Assigned task: Go over the data and keep only the lines that include "likes".

Top of Records for the task

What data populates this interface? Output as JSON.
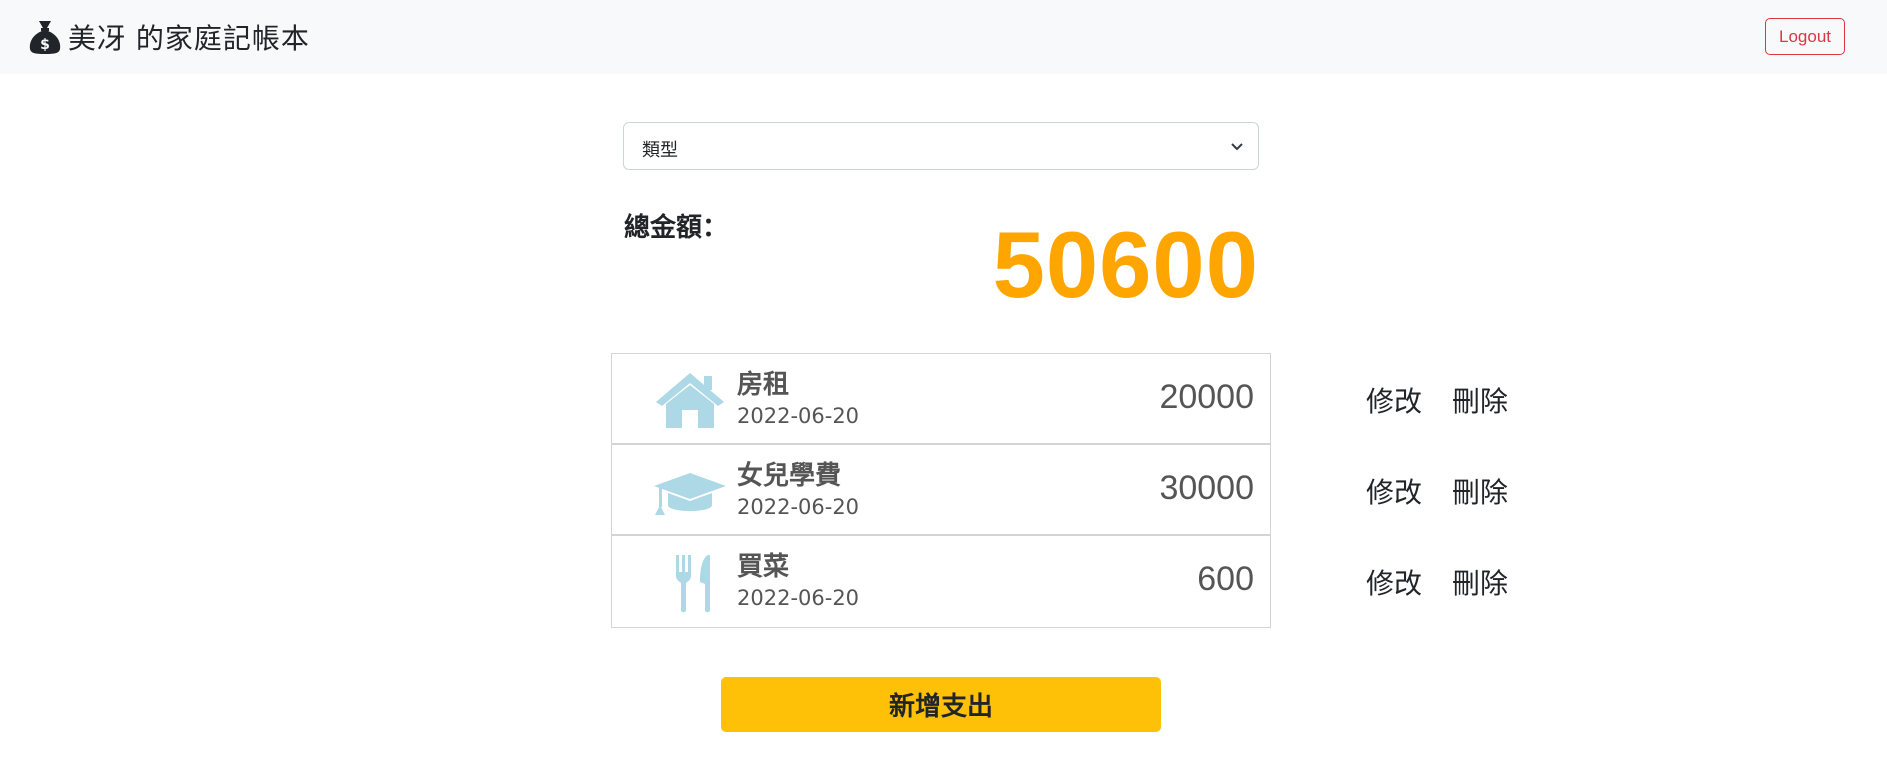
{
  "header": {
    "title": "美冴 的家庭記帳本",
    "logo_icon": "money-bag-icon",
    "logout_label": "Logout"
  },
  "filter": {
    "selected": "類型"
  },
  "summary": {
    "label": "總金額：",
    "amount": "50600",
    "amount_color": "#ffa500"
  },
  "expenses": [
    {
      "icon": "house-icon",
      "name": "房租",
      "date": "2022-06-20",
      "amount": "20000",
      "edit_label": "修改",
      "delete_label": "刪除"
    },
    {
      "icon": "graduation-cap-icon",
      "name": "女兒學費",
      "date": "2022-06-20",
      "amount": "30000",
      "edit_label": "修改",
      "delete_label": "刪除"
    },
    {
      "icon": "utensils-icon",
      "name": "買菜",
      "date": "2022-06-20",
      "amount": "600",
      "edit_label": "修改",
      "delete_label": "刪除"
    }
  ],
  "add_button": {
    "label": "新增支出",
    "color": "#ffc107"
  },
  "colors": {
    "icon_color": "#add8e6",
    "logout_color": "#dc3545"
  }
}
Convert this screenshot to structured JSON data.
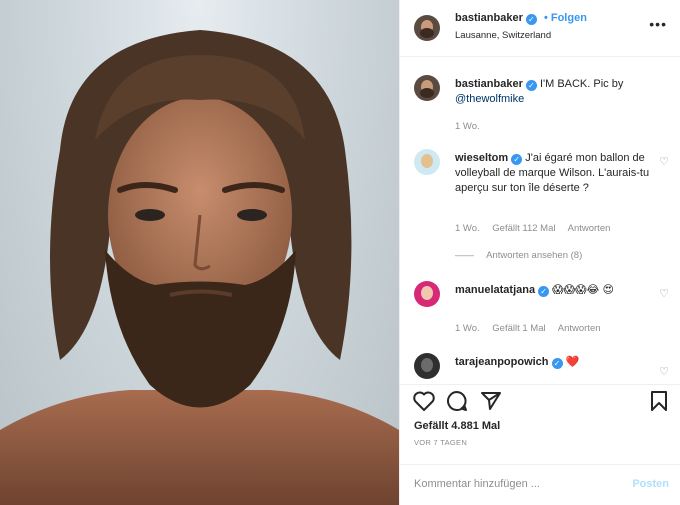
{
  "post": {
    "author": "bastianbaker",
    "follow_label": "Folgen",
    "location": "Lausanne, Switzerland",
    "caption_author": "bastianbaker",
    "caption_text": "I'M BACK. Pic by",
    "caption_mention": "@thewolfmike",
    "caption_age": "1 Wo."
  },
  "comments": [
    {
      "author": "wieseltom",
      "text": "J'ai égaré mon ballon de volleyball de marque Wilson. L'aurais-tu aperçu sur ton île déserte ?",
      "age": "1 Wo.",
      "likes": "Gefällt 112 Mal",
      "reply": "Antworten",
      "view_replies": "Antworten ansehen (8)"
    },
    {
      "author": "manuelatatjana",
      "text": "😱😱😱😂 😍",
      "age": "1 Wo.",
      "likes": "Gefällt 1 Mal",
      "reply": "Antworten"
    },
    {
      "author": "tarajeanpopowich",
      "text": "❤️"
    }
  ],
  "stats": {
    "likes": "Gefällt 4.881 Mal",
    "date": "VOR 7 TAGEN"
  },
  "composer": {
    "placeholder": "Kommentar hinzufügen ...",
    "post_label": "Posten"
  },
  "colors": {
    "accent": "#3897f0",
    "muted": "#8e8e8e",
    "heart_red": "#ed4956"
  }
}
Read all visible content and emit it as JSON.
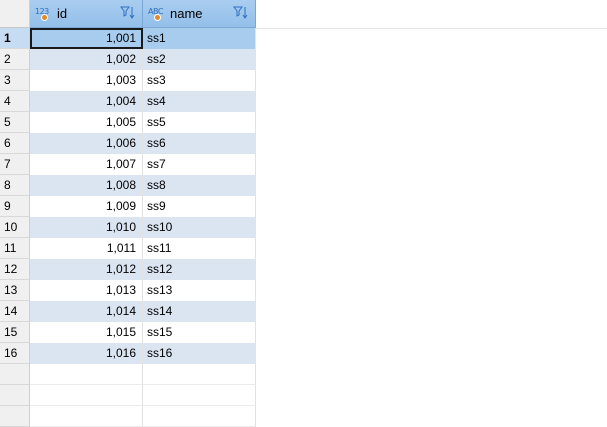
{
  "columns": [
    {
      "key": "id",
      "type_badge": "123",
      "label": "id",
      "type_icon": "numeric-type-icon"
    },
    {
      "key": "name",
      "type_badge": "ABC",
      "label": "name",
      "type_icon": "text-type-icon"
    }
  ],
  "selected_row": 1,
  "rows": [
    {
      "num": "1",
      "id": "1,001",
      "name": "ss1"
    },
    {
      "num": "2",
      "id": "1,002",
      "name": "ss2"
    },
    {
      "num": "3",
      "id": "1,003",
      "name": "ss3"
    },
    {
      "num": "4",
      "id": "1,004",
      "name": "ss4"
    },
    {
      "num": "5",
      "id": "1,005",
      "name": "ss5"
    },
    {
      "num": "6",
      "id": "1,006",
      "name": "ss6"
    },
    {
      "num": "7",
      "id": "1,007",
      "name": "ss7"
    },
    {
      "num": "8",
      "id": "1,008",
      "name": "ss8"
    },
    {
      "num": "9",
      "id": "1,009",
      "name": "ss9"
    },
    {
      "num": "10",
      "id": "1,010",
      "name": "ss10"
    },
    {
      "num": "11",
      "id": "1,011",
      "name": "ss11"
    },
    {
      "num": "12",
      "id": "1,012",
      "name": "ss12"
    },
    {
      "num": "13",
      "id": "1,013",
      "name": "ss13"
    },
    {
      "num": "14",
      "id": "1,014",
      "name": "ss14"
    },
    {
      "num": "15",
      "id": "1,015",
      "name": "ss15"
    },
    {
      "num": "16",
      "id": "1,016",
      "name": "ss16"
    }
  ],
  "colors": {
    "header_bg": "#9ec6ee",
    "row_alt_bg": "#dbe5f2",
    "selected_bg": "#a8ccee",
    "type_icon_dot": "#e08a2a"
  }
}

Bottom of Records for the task
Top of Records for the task

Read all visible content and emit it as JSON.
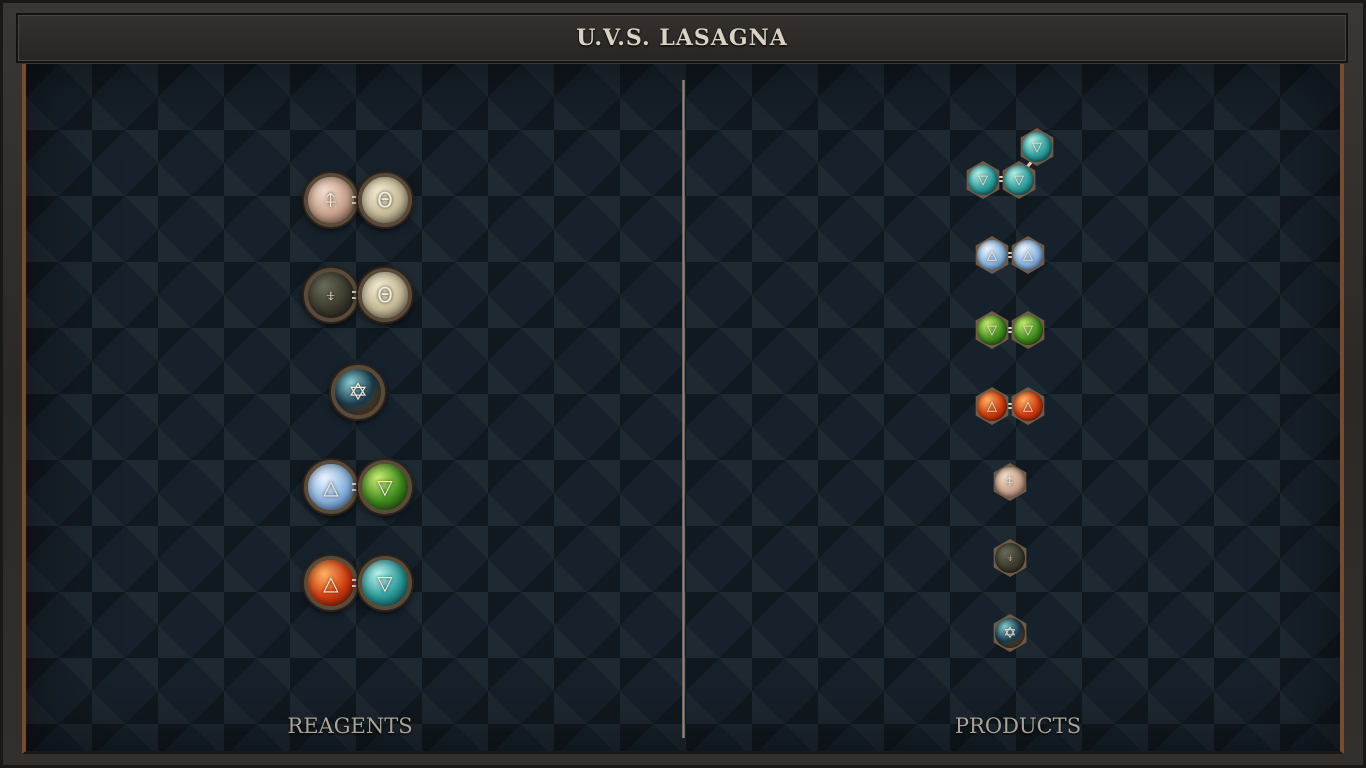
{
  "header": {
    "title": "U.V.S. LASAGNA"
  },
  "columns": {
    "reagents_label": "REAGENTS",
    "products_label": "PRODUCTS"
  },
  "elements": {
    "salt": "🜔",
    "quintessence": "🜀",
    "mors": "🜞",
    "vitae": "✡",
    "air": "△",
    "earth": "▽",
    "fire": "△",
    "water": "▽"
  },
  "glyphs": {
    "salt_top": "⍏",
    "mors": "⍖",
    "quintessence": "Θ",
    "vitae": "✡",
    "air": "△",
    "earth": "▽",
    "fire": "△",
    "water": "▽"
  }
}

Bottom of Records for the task

Answer section:
      "likes": "Gefällt 112 Mal",
      "likes": "Gefällt 1 Mal",
    "likes": "Gefällt 4.881 Mal",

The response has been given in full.